The best time to plant palm trees is in the Spring, after the last frosts, and planting can continue till midsummer. The dead or torn roots should be cut away and all the leaves tied up, until we are sure that the palm is well established.
Holes should be sufficiently wide and deep to accommodate the whole root system of the plants. It is ideal if these holes can be made a year in advance, and two or three sizes bigger than the root ball. Prior to planting, apply manure or humus, and allow it to decompose.
It is also important to test the drainage ability of the hole, by filling it with water.
The base of the trunk should remain at the same level as it was originally, or slightly lower in the soil.
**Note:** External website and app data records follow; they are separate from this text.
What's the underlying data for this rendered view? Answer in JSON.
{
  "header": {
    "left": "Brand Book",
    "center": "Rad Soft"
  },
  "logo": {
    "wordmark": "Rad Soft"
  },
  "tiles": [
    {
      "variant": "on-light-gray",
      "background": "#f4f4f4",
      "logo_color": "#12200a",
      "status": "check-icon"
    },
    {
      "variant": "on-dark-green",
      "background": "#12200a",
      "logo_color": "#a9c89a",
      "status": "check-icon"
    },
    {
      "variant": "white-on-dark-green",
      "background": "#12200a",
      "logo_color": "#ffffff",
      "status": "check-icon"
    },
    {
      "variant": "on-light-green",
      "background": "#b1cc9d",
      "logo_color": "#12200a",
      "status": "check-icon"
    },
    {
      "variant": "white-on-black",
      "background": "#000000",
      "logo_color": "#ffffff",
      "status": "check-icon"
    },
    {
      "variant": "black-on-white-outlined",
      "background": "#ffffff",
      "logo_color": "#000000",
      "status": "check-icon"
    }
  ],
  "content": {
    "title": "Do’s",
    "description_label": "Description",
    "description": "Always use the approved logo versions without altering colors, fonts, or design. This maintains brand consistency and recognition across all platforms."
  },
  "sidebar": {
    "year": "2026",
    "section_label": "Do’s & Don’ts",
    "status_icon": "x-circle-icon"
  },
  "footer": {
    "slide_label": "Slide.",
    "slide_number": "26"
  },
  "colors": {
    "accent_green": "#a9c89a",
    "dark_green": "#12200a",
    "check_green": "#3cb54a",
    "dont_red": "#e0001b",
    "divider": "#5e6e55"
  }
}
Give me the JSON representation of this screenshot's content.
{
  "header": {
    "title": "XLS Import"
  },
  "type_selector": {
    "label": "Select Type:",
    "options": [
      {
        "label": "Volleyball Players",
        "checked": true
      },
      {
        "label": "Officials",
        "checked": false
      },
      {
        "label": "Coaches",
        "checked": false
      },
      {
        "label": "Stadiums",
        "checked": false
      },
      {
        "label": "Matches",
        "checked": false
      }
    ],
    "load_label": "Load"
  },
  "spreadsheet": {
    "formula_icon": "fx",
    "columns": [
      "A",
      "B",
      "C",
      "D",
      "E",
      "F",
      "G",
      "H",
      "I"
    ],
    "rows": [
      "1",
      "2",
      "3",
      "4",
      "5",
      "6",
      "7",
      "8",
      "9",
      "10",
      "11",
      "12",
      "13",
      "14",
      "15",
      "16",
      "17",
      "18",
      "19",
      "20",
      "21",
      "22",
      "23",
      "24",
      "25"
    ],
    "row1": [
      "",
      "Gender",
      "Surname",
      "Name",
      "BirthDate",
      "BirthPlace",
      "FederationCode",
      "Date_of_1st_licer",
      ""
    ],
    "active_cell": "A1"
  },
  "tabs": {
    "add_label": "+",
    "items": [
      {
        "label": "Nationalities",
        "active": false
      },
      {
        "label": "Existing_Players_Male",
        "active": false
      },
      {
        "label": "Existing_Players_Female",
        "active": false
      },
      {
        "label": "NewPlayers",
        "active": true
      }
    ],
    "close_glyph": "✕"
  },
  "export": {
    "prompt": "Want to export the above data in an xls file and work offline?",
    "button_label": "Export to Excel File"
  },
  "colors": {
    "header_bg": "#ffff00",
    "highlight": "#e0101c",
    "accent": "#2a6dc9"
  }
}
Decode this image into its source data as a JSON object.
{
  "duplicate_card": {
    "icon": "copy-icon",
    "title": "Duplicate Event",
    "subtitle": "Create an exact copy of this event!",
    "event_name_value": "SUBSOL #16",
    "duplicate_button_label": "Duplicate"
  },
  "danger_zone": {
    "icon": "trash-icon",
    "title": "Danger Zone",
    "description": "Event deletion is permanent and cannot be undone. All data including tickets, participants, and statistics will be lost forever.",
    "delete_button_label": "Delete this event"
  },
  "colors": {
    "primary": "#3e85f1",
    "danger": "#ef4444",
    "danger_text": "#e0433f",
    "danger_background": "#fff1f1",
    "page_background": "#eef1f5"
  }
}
Planting palms to a somewhat higher level should only be done in very humid climates, where the drainage is difficult, as in swampy conditions.
The soil should be well pressed down around the root ball, a temporary basin made, and the palm should be given a generous watering at once.
Also, and especially if the palms are going to be planted in shady areas (they form more superficial roots), the soil surrounding the trunk should be covered with a good layer of humus or mulch, as this will help to maintain humidity, and will even regulate the temperature of the soil, while at the same time preventing many weeds from germinating.
For the humus, leaves from the palms themselves, pine bark, shavings, etc. will all be useful, although one must always bear in mind the need for a supplementary dose of nitrogen. This will help with decomposition and the transformation into organic matter that can be taken up by the plants. A good mineral fertiliser for palms contains similar quantities of Nitrogen and Potassium, as well as Magnesium, Manganese and microelements.
Water requirements. Watering:
Many palms are extremely tolerant of dry conditions, if they are already well established, but they will have a much better appearance if they receive enough water while they are in the growing stage.
We must remember that even those palms that do not reach a great height, usually spread their roots in a wide radius and to a shallow depth -the more water available, the more superficial the roots-. For this reason, watering should not be limited to just around the base of the trunk, but should go well beyond, so that a wider area is irrigated.
Again, the first and best guide in recognising the needs of a species is its origin. There are palms that appear on the border of water courses and reservoirs and there are even aquating palms (Ravenea musicalis, in Madagascar) but there also those to be seen growing in ravines and in desert regions where, normally, there is only subterranean water.
Palmitos (Chamaerops humilis), which inhabit the ravines and cliffs of the Western Mediterranean, are among those which need the least amount of water to survive.
Pruning or cleaning:
Pruning palms is a very different task from the pruning of trees or shrubs. Rather it is simply the removal of suckers we do not want and/or the fruits and dead or diseased leaves.
The bright colours, size and quantity of the fruit of some palms make a showy display. However, when species like Syagrus romanzoffiana are found in pedestrian areas, fruit falling to the ground becomes a nuisance and is best cut down.
The leaves´ longevity depend on the species and also the conditions under which it is living.
It is only justifiable to remove leaves that are still green and therefore functional and capable of carrying out photosyntesis, when they have just been transplanted -in order to reduce transpiration- or when an important part of the root system has been eliminated -trenches, etc.- or when they are subject to a long unrelieved period of drought.
On the other hand, cutting away diseased leaves helps to avoid the spreading of infection. However it is important to recognise whether the poor appearance of the leaves might be due to a mineral deficiency. In this case, their elimination could contribute to a loss of vigour in the palm.
The length of time that the dead leaves stay attached to the trunk varies. In some instances, they fall off as soon as the sheath of the leaf dries ( Archontophoenix cunninghamiana, for example). Otherwise, they can remain for several years and even indefinitely if the palms are protected from strong winds and heavy rainfall (Phoenix dactylifera, etc). Their elimination is then a personal decision or based on safety.
Unfortunately there is an almost general tendency to eliminate not only the leaves that are dead, but also those that are perfectly healthy, in the belief that this is how palm trees will grow more quickly, or with the intention of minimising the number of times the work has to be done. What is not realised is that removing a lot of green leaves will, on the contrary, adversely affect its growth and give rise to trunk constriction. So, never remove more leaves from a palm than the plant grows between each pruning.
Another very common error is to use inappropriate tools, or tools that are not well sharpened or disinfected. Cuts should always be clean, avoiding tears.
Equally, it is not a good idea to use spurs, or to cause injury to the trunk when trying to reach the crown as it will not heal over and will be open and vulnerable to the entry of pathogens.
Lastly, if we decide to cut the leaves, it is important to make sure it is done evenly all round, for it should be remembered that the sheathes and the rest of the foliage are partly what give palms their beauty and distinctive characteristics one from another.